**Required work**: Copy each line of the records that contains the word "letters".
START Source records
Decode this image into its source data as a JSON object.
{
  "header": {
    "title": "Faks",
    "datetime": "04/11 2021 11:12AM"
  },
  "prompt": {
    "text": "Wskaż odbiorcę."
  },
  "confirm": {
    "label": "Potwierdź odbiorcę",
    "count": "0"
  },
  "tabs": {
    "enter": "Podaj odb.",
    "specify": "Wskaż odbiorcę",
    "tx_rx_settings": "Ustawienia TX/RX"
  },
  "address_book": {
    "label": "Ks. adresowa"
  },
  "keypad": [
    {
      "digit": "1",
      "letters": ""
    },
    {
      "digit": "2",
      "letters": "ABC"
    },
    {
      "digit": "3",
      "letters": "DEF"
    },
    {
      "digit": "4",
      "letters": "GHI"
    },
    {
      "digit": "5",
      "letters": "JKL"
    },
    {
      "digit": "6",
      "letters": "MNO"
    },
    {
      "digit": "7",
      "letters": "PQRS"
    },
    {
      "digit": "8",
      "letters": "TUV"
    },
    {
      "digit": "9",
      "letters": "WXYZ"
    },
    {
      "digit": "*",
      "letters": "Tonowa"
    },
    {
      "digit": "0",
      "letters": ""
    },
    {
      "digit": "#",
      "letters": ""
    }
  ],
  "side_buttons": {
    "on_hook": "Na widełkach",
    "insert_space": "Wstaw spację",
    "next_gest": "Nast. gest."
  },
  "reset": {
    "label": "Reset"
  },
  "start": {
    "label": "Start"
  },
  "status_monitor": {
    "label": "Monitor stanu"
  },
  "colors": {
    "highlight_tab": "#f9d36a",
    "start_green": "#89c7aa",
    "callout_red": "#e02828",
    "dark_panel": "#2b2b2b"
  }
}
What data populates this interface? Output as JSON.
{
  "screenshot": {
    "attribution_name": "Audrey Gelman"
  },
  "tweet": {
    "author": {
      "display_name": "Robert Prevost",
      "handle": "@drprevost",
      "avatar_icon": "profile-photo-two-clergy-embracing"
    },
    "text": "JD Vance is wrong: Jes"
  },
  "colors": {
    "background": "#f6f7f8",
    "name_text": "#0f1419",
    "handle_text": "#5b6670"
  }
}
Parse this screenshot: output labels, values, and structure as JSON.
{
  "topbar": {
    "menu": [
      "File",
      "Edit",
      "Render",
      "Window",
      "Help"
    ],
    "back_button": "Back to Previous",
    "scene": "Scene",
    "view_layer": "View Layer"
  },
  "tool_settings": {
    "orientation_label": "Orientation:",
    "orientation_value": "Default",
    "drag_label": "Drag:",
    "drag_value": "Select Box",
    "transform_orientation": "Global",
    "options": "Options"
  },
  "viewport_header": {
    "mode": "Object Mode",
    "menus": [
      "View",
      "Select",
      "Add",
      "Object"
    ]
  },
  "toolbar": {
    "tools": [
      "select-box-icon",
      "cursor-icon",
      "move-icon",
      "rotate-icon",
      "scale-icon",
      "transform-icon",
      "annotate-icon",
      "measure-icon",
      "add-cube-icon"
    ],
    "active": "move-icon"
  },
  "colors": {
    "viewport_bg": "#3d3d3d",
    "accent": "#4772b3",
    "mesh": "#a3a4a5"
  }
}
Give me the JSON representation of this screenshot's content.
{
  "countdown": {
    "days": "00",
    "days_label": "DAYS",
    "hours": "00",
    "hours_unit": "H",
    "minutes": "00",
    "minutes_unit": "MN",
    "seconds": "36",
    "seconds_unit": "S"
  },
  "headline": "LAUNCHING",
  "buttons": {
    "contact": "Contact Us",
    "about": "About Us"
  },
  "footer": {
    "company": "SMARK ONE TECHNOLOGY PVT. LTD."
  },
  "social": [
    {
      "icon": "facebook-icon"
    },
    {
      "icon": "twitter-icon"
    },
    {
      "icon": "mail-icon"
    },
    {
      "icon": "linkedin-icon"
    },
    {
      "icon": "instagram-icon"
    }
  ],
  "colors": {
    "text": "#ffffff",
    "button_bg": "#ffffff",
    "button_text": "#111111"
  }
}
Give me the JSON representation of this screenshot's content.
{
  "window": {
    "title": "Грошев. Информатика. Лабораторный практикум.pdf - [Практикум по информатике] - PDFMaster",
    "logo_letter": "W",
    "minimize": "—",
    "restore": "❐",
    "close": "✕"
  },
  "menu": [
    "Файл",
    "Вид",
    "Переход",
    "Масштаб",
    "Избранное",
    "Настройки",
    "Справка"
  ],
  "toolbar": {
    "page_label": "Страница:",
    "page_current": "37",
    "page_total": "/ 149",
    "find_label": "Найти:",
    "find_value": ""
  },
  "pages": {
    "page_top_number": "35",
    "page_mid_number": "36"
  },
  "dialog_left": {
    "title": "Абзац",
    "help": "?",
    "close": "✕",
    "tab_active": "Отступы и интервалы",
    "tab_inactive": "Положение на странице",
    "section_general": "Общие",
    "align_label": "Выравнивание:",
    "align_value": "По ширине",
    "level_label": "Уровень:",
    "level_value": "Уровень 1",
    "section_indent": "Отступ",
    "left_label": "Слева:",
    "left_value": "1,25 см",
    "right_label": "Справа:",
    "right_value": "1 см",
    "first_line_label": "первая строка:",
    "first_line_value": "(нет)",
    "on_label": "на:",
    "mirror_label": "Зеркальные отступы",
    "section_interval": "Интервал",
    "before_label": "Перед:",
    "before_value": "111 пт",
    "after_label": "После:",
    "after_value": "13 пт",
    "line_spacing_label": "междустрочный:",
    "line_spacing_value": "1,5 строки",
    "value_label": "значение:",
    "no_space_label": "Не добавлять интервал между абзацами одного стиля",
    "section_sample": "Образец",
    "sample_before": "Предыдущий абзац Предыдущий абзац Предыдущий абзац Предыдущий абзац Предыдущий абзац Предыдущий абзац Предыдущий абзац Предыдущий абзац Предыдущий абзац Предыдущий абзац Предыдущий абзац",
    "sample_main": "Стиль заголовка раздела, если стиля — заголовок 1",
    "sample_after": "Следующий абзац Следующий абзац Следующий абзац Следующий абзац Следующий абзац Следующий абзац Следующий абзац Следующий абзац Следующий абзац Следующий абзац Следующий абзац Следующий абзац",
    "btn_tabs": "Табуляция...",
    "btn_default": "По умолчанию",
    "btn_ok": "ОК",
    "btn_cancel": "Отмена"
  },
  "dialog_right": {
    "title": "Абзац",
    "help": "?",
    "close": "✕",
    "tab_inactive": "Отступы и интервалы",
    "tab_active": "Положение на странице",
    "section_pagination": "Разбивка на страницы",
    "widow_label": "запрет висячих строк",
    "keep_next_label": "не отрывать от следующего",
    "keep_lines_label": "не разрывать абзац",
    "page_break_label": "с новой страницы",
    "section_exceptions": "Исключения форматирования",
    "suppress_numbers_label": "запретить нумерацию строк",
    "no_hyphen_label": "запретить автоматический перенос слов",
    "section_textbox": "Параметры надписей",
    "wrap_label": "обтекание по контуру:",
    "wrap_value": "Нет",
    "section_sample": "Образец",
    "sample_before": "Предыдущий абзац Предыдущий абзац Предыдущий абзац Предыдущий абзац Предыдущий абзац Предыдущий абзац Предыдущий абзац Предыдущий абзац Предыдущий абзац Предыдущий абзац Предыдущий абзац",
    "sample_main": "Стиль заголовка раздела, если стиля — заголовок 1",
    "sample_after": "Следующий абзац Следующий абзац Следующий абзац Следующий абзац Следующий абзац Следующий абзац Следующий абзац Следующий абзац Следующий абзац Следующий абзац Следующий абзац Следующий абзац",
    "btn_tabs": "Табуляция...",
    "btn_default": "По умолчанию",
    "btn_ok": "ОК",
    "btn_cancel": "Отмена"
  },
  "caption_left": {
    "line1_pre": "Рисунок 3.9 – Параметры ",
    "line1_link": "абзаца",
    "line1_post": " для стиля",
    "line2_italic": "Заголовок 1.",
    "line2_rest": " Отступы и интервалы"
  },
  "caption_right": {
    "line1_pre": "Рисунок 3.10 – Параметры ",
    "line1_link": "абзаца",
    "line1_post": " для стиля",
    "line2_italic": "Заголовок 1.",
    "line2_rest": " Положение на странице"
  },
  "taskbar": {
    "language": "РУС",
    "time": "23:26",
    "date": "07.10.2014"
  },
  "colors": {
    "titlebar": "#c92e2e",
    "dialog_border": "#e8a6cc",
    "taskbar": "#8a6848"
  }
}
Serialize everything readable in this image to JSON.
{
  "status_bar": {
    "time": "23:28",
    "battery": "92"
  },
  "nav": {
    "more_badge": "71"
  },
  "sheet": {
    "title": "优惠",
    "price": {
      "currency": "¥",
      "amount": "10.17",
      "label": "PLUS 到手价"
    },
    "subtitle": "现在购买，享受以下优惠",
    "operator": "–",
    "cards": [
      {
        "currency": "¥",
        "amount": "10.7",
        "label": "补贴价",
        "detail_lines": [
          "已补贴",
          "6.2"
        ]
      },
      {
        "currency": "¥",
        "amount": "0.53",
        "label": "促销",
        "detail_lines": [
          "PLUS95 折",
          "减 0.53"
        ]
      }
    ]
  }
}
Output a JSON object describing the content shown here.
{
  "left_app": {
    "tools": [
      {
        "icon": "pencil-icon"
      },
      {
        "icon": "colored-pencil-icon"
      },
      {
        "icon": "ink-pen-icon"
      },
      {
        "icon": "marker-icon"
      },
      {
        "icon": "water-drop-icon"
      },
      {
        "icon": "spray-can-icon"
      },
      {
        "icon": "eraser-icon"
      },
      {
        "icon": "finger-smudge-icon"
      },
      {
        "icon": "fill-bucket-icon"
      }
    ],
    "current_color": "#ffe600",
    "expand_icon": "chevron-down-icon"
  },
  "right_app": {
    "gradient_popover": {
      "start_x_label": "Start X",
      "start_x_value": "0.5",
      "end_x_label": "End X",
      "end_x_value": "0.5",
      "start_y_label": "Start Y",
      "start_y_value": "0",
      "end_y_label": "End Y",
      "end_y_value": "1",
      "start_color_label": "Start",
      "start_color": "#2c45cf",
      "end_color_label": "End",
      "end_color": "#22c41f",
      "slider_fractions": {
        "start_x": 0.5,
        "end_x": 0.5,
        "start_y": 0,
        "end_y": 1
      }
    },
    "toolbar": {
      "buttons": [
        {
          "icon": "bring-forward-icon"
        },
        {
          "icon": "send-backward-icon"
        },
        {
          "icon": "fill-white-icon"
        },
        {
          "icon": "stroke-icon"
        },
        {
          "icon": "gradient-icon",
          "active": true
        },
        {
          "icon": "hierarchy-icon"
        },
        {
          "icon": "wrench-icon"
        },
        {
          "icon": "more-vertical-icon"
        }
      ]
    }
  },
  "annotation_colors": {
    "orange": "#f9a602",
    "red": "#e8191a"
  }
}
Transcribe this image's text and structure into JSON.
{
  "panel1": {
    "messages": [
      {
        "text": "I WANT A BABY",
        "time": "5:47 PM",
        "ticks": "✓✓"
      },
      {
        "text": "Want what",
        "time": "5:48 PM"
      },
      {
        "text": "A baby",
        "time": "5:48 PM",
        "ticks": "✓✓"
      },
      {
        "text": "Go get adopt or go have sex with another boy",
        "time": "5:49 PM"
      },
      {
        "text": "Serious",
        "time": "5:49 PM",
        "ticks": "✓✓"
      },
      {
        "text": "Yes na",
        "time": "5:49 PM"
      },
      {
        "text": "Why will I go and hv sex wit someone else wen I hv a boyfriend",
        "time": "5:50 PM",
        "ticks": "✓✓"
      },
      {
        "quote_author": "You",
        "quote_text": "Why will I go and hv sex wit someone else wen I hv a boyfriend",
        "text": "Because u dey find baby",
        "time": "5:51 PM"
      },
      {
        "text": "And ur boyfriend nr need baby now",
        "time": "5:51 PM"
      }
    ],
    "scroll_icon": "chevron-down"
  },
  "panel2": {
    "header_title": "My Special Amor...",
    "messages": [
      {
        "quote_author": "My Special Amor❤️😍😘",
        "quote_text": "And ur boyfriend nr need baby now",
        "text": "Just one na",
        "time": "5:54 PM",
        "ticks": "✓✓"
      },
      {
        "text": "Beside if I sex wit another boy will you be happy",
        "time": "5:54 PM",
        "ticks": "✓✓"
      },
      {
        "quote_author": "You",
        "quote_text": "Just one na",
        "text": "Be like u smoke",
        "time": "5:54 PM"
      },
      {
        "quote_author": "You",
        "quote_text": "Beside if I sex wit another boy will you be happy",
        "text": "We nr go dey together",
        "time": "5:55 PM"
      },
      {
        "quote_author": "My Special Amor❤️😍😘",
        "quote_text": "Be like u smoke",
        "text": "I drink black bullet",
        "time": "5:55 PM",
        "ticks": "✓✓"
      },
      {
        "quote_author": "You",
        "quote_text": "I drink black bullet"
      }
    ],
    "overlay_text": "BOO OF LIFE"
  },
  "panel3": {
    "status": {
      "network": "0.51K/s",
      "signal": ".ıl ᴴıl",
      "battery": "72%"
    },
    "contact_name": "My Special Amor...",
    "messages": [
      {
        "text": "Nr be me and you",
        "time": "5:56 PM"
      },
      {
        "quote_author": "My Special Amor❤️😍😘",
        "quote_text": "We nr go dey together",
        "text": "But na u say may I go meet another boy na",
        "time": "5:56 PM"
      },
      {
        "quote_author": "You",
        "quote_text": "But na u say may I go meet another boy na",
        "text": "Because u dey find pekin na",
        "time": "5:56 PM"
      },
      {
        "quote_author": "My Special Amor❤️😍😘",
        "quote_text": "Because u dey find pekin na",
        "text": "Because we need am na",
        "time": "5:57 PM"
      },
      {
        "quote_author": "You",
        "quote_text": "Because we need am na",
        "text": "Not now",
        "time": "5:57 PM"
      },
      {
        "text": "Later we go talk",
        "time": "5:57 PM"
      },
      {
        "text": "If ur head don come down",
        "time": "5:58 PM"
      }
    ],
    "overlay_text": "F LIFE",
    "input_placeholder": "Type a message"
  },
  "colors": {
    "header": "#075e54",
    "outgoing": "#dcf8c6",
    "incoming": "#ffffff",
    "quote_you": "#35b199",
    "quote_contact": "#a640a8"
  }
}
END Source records
**Answer to this exercise**:
      "letters": ""
      "letters": "ABC"
      "letters": "DEF"
      "letters": "GHI"
      "letters": "JKL"
      "letters": "MNO"
      "letters": "PQRS"
      "letters": "TUV"
      "letters": "WXYZ"
      "letters": "Tonowa"
      "letters": ""
      "letters": ""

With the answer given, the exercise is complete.